Linda Hall Library
Science Engineering Technology

On April 19, 1965, the latest issue of Electronics magazine went on sale (second image).  It contained a short 4-page article by Gordon Earle Moore, called “Cramming more components onto integrated circuits”, in which Moore predicted that integrated circuits of the future would have more and more transistors packed onto their surfaces, at such a rate that the transistor number per unit area would double every year (third image).  Moore even provided a graph showing past trends (solid line) and future predictions (first image).  The trend held true for ten years, but in 1975 Moore revised his prediction to a doubling every two years instead of one.

Since 1975, that revised prediction has, amazingly, been borne out, as we see in a graph that shows transistor count per unit area from 1975 to 2011 (fourth image).  At some point the predicted trend became known as Moore’ Law, although of course it is not a law in the conventional sense.  It has been often observed in recent years that Moore’s law has now run its course, and that integrated circuit technology development is slowing down.  But many have also observed that the demise of Moore’s Law has been announced at least four times before, and yet transistor growth still has managed to keep pace with Moore’s predictions.  At some point, Moore’s Law will probably begin to lose its predictive value.  But right now, an obituary would seem decidedly premature.

Moore, by the way, not only made predicted his law, he helped make it happen, as he and Robert Noyce, who developed some of the first integrated circuits (Noyce is on the right in the photo above, with Moore on the left) co-founded Intel Corporation in 1968.

Copies of the April 19 issue of Electronics are very scarce and highly collectible.  We keep our copy in the rare book vault, along with Einstein’s paper on relativity and Watson and Crick’s article on the structure of DNA.

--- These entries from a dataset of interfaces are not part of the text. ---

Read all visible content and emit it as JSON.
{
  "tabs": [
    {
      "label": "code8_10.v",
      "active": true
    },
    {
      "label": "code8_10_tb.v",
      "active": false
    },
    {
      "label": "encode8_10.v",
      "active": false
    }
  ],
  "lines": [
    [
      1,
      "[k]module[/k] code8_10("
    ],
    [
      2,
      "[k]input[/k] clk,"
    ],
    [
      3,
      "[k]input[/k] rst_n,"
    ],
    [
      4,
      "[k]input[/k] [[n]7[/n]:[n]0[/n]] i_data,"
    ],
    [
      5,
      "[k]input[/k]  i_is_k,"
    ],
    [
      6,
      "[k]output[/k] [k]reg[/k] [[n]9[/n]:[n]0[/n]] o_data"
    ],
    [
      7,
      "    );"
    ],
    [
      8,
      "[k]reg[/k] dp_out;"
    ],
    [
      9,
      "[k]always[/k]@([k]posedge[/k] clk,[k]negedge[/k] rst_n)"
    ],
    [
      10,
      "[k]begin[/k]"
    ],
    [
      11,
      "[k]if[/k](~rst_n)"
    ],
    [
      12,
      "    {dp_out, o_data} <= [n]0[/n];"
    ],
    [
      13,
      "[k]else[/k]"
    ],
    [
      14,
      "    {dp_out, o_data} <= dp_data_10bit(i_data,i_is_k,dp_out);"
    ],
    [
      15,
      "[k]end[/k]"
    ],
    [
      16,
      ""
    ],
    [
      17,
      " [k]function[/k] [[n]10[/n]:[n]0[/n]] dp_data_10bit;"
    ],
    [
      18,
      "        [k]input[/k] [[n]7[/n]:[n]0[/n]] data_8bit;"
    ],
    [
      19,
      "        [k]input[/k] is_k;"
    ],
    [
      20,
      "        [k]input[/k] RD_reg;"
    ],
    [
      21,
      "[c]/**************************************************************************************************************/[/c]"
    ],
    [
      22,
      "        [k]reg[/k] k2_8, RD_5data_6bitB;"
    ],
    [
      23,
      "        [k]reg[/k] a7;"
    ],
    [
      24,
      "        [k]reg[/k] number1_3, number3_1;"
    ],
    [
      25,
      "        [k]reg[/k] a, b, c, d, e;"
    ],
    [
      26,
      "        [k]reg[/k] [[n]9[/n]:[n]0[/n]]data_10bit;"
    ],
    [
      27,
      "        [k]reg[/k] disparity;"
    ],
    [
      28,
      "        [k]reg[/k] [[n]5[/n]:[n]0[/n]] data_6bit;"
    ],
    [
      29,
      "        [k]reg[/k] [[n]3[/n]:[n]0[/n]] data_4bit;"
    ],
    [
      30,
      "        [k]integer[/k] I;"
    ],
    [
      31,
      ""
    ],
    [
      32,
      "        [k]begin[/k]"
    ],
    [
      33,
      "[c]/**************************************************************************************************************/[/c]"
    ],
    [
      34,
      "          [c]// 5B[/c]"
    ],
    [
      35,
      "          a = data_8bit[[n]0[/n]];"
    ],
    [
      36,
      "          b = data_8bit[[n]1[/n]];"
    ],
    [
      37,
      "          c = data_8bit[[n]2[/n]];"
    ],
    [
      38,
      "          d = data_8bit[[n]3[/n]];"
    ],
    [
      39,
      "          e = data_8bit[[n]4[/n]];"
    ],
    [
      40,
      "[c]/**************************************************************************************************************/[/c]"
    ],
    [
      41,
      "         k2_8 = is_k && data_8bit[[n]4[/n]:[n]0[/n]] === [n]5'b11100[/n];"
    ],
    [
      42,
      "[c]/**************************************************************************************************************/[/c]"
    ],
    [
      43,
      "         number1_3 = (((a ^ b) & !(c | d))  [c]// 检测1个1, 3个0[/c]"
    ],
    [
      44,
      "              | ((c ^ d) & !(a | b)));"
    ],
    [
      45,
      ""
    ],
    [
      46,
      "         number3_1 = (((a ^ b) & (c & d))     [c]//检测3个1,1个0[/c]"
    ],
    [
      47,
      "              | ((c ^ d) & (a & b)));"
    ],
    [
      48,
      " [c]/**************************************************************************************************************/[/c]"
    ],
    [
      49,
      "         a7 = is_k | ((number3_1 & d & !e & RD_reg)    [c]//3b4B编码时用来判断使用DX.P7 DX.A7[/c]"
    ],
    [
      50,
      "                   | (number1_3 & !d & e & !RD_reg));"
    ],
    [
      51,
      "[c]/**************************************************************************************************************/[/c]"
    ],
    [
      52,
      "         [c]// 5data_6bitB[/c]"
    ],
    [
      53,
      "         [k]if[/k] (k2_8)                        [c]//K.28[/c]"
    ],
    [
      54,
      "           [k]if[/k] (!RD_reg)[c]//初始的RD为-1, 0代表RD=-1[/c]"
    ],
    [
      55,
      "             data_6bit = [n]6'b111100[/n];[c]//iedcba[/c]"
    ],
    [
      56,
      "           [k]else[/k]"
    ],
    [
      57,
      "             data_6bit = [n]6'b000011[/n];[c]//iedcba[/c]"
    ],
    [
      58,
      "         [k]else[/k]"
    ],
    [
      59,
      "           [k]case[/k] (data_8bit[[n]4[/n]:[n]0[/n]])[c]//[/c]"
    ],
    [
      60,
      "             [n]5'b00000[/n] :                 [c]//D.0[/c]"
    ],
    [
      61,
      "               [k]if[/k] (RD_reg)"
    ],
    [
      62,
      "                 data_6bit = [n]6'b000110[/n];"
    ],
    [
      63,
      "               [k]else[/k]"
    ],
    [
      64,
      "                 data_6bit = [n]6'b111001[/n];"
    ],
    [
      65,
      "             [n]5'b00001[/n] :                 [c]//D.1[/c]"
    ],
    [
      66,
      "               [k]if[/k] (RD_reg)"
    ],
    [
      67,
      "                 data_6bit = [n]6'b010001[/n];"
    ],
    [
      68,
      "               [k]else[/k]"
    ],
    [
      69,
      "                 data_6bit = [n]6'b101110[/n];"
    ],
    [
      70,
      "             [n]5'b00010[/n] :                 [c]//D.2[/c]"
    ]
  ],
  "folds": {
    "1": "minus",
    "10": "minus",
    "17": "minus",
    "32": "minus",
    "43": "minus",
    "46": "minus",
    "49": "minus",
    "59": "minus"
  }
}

Dr. William B. Ashworth, Jr., Consultant for the History of Science, Linda Hall Library and Associate Professor, Department of History, University of Missouri-Kansas City. Comments or corrections are welcome; please direct to